Data to examine
§ §
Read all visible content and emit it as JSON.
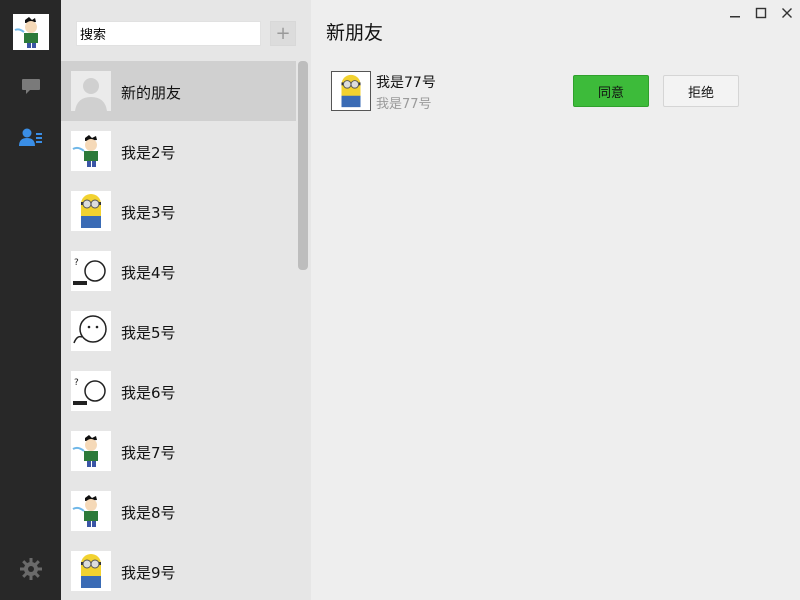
{
  "sidebar": {
    "nav": [
      "chat-icon",
      "contacts-icon",
      "settings-icon"
    ],
    "active_color": "#3a8ee6"
  },
  "search": {
    "value": "搜索",
    "add_label": "+"
  },
  "contacts": [
    {
      "name": "新的朋友",
      "avatar": "placeholder-avatar"
    },
    {
      "name": "我是2号",
      "avatar": "cartoon-boy-avatar"
    },
    {
      "name": "我是3号",
      "avatar": "minion-avatar"
    },
    {
      "name": "我是4号",
      "avatar": "doodle-face-avatar"
    },
    {
      "name": "我是5号",
      "avatar": "doodle-face-avatar"
    },
    {
      "name": "我是6号",
      "avatar": "doodle-face-avatar"
    },
    {
      "name": "我是7号",
      "avatar": "cartoon-boy-avatar"
    },
    {
      "name": "我是8号",
      "avatar": "cartoon-boy-avatar"
    },
    {
      "name": "我是9号",
      "avatar": "minion-avatar"
    }
  ],
  "main": {
    "title": "新朋友",
    "request": {
      "name": "我是77号",
      "subtitle": "我是77号",
      "agree_label": "同意",
      "reject_label": "拒绝"
    }
  },
  "window_controls": [
    "minimize-icon",
    "maximize-icon",
    "close-icon"
  ],
  "colors": {
    "agree": "#3dbb3a",
    "rail": "#282828",
    "selected": "#d0d0d0"
  }
}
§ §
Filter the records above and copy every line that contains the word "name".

Output
      "name": "新的朋友",
      "name": "我是2号",
      "name": "我是3号",
      "name": "我是4号",
      "name": "我是5号",
      "name": "我是6号",
      "name": "我是7号",
      "name": "我是8号",
      "name": "我是9号",
      "name": "我是77号",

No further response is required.